**Task details:** Down to the last line, repeat the data below exactly.

**Dataset entries:**

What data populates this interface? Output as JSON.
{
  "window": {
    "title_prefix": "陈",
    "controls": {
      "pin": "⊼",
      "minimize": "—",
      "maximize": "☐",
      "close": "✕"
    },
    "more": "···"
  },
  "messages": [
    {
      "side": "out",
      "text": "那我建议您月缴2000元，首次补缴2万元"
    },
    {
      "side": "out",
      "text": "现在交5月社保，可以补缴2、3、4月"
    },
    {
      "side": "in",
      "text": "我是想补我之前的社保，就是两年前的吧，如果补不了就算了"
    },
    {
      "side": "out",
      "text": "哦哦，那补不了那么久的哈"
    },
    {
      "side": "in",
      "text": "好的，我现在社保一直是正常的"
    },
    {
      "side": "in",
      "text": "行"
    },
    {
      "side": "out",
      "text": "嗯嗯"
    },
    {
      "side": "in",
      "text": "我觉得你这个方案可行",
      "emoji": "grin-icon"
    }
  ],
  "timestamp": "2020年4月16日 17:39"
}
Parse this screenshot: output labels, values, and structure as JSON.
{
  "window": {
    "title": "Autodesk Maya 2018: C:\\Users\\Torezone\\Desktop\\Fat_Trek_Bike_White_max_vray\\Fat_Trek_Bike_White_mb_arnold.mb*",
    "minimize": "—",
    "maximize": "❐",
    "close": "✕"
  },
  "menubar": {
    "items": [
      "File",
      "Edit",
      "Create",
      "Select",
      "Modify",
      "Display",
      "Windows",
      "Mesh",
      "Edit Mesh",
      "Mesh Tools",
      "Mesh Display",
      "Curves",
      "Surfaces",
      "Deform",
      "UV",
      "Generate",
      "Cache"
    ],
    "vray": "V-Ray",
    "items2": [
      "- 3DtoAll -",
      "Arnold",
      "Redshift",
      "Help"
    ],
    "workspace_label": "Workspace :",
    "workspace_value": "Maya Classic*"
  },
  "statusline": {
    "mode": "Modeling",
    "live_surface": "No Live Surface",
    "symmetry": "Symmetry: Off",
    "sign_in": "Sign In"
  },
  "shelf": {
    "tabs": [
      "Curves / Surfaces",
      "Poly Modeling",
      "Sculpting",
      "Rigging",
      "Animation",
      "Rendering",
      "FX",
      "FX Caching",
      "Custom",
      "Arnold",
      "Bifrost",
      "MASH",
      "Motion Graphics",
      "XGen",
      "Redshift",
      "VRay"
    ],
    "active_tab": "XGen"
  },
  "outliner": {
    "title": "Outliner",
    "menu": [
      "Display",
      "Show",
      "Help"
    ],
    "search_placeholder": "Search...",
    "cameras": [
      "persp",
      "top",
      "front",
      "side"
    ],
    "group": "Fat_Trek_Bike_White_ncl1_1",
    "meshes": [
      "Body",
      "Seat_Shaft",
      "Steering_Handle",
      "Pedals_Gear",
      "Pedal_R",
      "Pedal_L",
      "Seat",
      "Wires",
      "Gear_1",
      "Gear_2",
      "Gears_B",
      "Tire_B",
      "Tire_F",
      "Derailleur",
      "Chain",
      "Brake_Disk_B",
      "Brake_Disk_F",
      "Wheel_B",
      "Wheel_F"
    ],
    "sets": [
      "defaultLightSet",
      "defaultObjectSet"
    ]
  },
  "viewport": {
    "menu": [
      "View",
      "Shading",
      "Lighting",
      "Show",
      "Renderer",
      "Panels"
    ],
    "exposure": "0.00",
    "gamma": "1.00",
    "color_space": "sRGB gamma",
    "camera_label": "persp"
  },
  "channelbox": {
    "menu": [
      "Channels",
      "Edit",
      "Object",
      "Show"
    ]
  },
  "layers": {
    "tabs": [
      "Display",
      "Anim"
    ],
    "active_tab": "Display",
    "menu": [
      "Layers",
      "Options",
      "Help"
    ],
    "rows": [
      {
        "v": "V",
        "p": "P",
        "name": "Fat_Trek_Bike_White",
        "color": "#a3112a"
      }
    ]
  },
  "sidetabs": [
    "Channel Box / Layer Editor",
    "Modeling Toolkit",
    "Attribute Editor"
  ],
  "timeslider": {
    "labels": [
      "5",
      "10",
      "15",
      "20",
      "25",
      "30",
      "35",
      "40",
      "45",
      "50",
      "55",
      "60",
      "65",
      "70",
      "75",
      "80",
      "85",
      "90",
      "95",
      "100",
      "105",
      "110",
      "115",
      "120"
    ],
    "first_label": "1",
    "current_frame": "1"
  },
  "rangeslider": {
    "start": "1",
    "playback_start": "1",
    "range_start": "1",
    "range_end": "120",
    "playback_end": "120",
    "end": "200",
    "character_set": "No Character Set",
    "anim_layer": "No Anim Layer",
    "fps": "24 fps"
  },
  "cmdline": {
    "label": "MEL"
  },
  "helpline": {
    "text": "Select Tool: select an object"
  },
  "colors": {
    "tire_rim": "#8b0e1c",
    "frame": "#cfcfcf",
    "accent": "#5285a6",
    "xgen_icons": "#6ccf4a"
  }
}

**Result of this exercise:**
What data populates this interface? Output as JSON.
{
  "window": {
    "title_prefix": "陈",
    "controls": {
      "pin": "⊼",
      "minimize": "—",
      "maximize": "☐",
      "close": "✕"
    },
    "more": "···"
  },
  "messages": [
    {
      "side": "out",
      "text": "那我建议您月缴2000元，首次补缴2万元"
    },
    {
      "side": "out",
      "text": "现在交5月社保，可以补缴2、3、4月"
    },
    {
      "side": "in",
      "text": "我是想补我之前的社保，就是两年前的吧，如果补不了就算了"
    },
    {
      "side": "out",
      "text": "哦哦，那补不了那么久的哈"
    },
    {
      "side": "in",
      "text": "好的，我现在社保一直是正常的"
    },
    {
      "side": "in",
      "text": "行"
    },
    {
      "side": "out",
      "text": "嗯嗯"
    },
    {
      "side": "in",
      "text": "我觉得你这个方案可行",
      "emoji": "grin-icon"
    }
  ],
  "timestamp": "2020年4月16日 17:39"
}
Parse this screenshot: output labels, values, and structure as JSON.
{
  "window": {
    "title": "Autodesk Maya 2018: C:\\Users\\Torezone\\Desktop\\Fat_Trek_Bike_White_max_vray\\Fat_Trek_Bike_White_mb_arnold.mb*",
    "minimize": "—",
    "maximize": "❐",
    "close": "✕"
  },
  "menubar": {
    "items": [
      "File",
      "Edit",
      "Create",
      "Select",
      "Modify",
      "Display",
      "Windows",
      "Mesh",
      "Edit Mesh",
      "Mesh Tools",
      "Mesh Display",
      "Curves",
      "Surfaces",
      "Deform",
      "UV",
      "Generate",
      "Cache"
    ],
    "vray": "V-Ray",
    "items2": [
      "- 3DtoAll -",
      "Arnold",
      "Redshift",
      "Help"
    ],
    "workspace_label": "Workspace :",
    "workspace_value": "Maya Classic*"
  },
  "statusline": {
    "mode": "Modeling",
    "live_surface": "No Live Surface",
    "symmetry": "Symmetry: Off",
    "sign_in": "Sign In"
  },
  "shelf": {
    "tabs": [
      "Curves / Surfaces",
      "Poly Modeling",
      "Sculpting",
      "Rigging",
      "Animation",
      "Rendering",
      "FX",
      "FX Caching",
      "Custom",
      "Arnold",
      "Bifrost",
      "MASH",
      "Motion Graphics",
      "XGen",
      "Redshift",
      "VRay"
    ],
    "active_tab": "XGen"
  },
  "outliner": {
    "title": "Outliner",
    "menu": [
      "Display",
      "Show",
      "Help"
    ],
    "search_placeholder": "Search...",
    "cameras": [
      "persp",
      "top",
      "front",
      "side"
    ],
    "group": "Fat_Trek_Bike_White_ncl1_1",
    "meshes": [
      "Body",
      "Seat_Shaft",
      "Steering_Handle",
      "Pedals_Gear",
      "Pedal_R",
      "Pedal_L",
      "Seat",
      "Wires",
      "Gear_1",
      "Gear_2",
      "Gears_B",
      "Tire_B",
      "Tire_F",
      "Derailleur",
      "Chain",
      "Brake_Disk_B",
      "Brake_Disk_F",
      "Wheel_B",
      "Wheel_F"
    ],
    "sets": [
      "defaultLightSet",
      "defaultObjectSet"
    ]
  },
  "viewport": {
    "menu": [
      "View",
      "Shading",
      "Lighting",
      "Show",
      "Renderer",
      "Panels"
    ],
    "exposure": "0.00",
    "gamma": "1.00",
    "color_space": "sRGB gamma",
    "camera_label": "persp"
  },
  "channelbox": {
    "menu": [
      "Channels",
      "Edit",
      "Object",
      "Show"
    ]
  },
  "layers": {
    "tabs": [
      "Display",
      "Anim"
    ],
    "active_tab": "Display",
    "menu": [
      "Layers",
      "Options",
      "Help"
    ],
    "rows": [
      {
        "v": "V",
        "p": "P",
        "name": "Fat_Trek_Bike_White",
        "color": "#a3112a"
      }
    ]
  },
  "sidetabs": [
    "Channel Box / Layer Editor",
    "Modeling Toolkit",
    "Attribute Editor"
  ],
  "timeslider": {
    "labels": [
      "5",
      "10",
      "15",
      "20",
      "25",
      "30",
      "35",
      "40",
      "45",
      "50",
      "55",
      "60",
      "65",
      "70",
      "75",
      "80",
      "85",
      "90",
      "95",
      "100",
      "105",
      "110",
      "115",
      "120"
    ],
    "first_label": "1",
    "current_frame": "1"
  },
  "rangeslider": {
    "start": "1",
    "playback_start": "1",
    "range_start": "1",
    "range_end": "120",
    "playback_end": "120",
    "end": "200",
    "character_set": "No Character Set",
    "anim_layer": "No Anim Layer",
    "fps": "24 fps"
  },
  "cmdline": {
    "label": "MEL"
  },
  "helpline": {
    "text": "Select Tool: select an object"
  },
  "colors": {
    "tire_rim": "#8b0e1c",
    "frame": "#cfcfcf",
    "accent": "#5285a6",
    "xgen_icons": "#6ccf4a"
  }
}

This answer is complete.